> Problem description
For this exercise, print all of the entries exactly as given.

> The data
====

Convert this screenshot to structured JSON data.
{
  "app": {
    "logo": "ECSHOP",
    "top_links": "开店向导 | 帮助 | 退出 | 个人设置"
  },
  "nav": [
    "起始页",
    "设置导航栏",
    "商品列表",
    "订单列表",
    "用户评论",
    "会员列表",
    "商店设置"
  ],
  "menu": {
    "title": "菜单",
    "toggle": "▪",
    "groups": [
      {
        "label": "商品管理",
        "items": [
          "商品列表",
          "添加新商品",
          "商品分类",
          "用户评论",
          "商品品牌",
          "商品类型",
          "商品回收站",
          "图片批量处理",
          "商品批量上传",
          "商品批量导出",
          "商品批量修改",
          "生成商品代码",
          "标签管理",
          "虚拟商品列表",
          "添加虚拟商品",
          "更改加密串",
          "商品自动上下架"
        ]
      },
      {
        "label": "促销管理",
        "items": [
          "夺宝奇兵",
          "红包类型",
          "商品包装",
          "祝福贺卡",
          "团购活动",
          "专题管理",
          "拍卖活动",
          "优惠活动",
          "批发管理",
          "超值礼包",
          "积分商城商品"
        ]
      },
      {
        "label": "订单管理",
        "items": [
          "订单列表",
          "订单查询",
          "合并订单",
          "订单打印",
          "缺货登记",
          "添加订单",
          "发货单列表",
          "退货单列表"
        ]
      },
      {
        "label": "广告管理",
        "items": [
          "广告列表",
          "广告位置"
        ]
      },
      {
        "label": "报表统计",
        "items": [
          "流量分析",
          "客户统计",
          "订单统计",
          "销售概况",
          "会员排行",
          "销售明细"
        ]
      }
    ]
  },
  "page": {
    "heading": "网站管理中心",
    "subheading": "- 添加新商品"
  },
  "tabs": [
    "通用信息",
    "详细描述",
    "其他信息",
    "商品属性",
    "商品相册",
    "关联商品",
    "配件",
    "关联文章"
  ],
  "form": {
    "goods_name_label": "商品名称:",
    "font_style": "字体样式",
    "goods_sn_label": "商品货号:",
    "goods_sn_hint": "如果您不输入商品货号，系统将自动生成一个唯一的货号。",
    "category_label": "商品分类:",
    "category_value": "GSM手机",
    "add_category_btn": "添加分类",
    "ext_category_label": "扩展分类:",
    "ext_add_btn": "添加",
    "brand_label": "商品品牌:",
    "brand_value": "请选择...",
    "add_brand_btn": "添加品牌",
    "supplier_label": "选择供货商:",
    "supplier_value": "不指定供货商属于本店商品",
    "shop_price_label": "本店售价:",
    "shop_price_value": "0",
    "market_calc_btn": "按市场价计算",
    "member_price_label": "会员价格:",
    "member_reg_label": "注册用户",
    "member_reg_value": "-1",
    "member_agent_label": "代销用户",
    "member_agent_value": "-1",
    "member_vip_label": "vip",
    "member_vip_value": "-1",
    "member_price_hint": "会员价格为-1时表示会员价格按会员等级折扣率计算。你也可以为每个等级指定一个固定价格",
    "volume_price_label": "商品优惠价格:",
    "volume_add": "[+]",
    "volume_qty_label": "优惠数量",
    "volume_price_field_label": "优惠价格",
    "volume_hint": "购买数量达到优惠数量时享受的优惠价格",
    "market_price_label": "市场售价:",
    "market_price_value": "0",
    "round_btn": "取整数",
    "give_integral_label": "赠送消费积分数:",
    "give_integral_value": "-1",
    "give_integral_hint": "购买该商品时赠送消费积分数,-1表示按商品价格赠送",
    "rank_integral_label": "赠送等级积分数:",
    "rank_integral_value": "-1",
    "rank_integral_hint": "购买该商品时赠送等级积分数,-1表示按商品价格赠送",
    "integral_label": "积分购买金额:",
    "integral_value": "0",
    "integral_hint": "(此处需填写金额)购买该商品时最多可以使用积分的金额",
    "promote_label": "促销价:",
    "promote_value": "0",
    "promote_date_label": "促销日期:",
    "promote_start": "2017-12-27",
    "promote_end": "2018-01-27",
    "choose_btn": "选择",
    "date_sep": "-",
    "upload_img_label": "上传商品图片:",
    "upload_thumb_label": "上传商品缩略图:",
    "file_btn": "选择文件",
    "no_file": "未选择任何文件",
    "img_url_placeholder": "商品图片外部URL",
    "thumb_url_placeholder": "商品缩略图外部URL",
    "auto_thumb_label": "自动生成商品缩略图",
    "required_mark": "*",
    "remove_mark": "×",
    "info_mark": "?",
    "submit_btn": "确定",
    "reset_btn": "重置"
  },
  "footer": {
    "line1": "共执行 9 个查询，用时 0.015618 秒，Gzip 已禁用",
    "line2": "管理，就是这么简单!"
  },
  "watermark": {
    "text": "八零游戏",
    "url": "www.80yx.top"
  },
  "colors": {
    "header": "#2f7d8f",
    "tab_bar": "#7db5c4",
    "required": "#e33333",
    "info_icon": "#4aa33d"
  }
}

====

> Solution
Convert this screenshot to structured JSON data.
{
  "app": {
    "logo": "ECSHOP",
    "top_links": "开店向导 | 帮助 | 退出 | 个人设置"
  },
  "nav": [
    "起始页",
    "设置导航栏",
    "商品列表",
    "订单列表",
    "用户评论",
    "会员列表",
    "商店设置"
  ],
  "menu": {
    "title": "菜单",
    "toggle": "▪",
    "groups": [
      {
        "label": "商品管理",
        "items": [
          "商品列表",
          "添加新商品",
          "商品分类",
          "用户评论",
          "商品品牌",
          "商品类型",
          "商品回收站",
          "图片批量处理",
          "商品批量上传",
          "商品批量导出",
          "商品批量修改",
          "生成商品代码",
          "标签管理",
          "虚拟商品列表",
          "添加虚拟商品",
          "更改加密串",
          "商品自动上下架"
        ]
      },
      {
        "label": "促销管理",
        "items": [
          "夺宝奇兵",
          "红包类型",
          "商品包装",
          "祝福贺卡",
          "团购活动",
          "专题管理",
          "拍卖活动",
          "优惠活动",
          "批发管理",
          "超值礼包",
          "积分商城商品"
        ]
      },
      {
        "label": "订单管理",
        "items": [
          "订单列表",
          "订单查询",
          "合并订单",
          "订单打印",
          "缺货登记",
          "添加订单",
          "发货单列表",
          "退货单列表"
        ]
      },
      {
        "label": "广告管理",
        "items": [
          "广告列表",
          "广告位置"
        ]
      },
      {
        "label": "报表统计",
        "items": [
          "流量分析",
          "客户统计",
          "订单统计",
          "销售概况",
          "会员排行",
          "销售明细"
        ]
      }
    ]
  },
  "page": {
    "heading": "网站管理中心",
    "subheading": "- 添加新商品"
  },
  "tabs": [
    "通用信息",
    "详细描述",
    "其他信息",
    "商品属性",
    "商品相册",
    "关联商品",
    "配件",
    "关联文章"
  ],
  "form": {
    "goods_name_label": "商品名称:",
    "font_style": "字体样式",
    "goods_sn_label": "商品货号:",
    "goods_sn_hint": "如果您不输入商品货号，系统将自动生成一个唯一的货号。",
    "category_label": "商品分类:",
    "category_value": "GSM手机",
    "add_category_btn": "添加分类",
    "ext_category_label": "扩展分类:",
    "ext_add_btn": "添加",
    "brand_label": "商品品牌:",
    "brand_value": "请选择...",
    "add_brand_btn": "添加品牌",
    "supplier_label": "选择供货商:",
    "supplier_value": "不指定供货商属于本店商品",
    "shop_price_label": "本店售价:",
    "shop_price_value": "0",
    "market_calc_btn": "按市场价计算",
    "member_price_label": "会员价格:",
    "member_reg_label": "注册用户",
    "member_reg_value": "-1",
    "member_agent_label": "代销用户",
    "member_agent_value": "-1",
    "member_vip_label": "vip",
    "member_vip_value": "-1",
    "member_price_hint": "会员价格为-1时表示会员价格按会员等级折扣率计算。你也可以为每个等级指定一个固定价格",
    "volume_price_label": "商品优惠价格:",
    "volume_add": "[+]",
    "volume_qty_label": "优惠数量",
    "volume_price_field_label": "优惠价格",
    "volume_hint": "购买数量达到优惠数量时享受的优惠价格",
    "market_price_label": "市场售价:",
    "market_price_value": "0",
    "round_btn": "取整数",
    "give_integral_label": "赠送消费积分数:",
    "give_integral_value": "-1",
    "give_integral_hint": "购买该商品时赠送消费积分数,-1表示按商品价格赠送",
    "rank_integral_label": "赠送等级积分数:",
    "rank_integral_value": "-1",
    "rank_integral_hint": "购买该商品时赠送等级积分数,-1表示按商品价格赠送",
    "integral_label": "积分购买金额:",
    "integral_value": "0",
    "integral_hint": "(此处需填写金额)购买该商品时最多可以使用积分的金额",
    "promote_label": "促销价:",
    "promote_value": "0",
    "promote_date_label": "促销日期:",
    "promote_start": "2017-12-27",
    "promote_end": "2018-01-27",
    "choose_btn": "选择",
    "date_sep": "-",
    "upload_img_label": "上传商品图片:",
    "upload_thumb_label": "上传商品缩略图:",
    "file_btn": "选择文件",
    "no_file": "未选择任何文件",
    "img_url_placeholder": "商品图片外部URL",
    "thumb_url_placeholder": "商品缩略图外部URL",
    "auto_thumb_label": "自动生成商品缩略图",
    "required_mark": "*",
    "remove_mark": "×",
    "info_mark": "?",
    "submit_btn": "确定",
    "reset_btn": "重置"
  },
  "footer": {
    "line1": "共执行 9 个查询，用时 0.015618 秒，Gzip 已禁用",
    "line2": "管理，就是这么简单!"
  },
  "watermark": {
    "text": "八零游戏",
    "url": "www.80yx.top"
  },
  "colors": {
    "header": "#2f7d8f",
    "tab_bar": "#7db5c4",
    "required": "#e33333",
    "info_icon": "#4aa33d"
  }
}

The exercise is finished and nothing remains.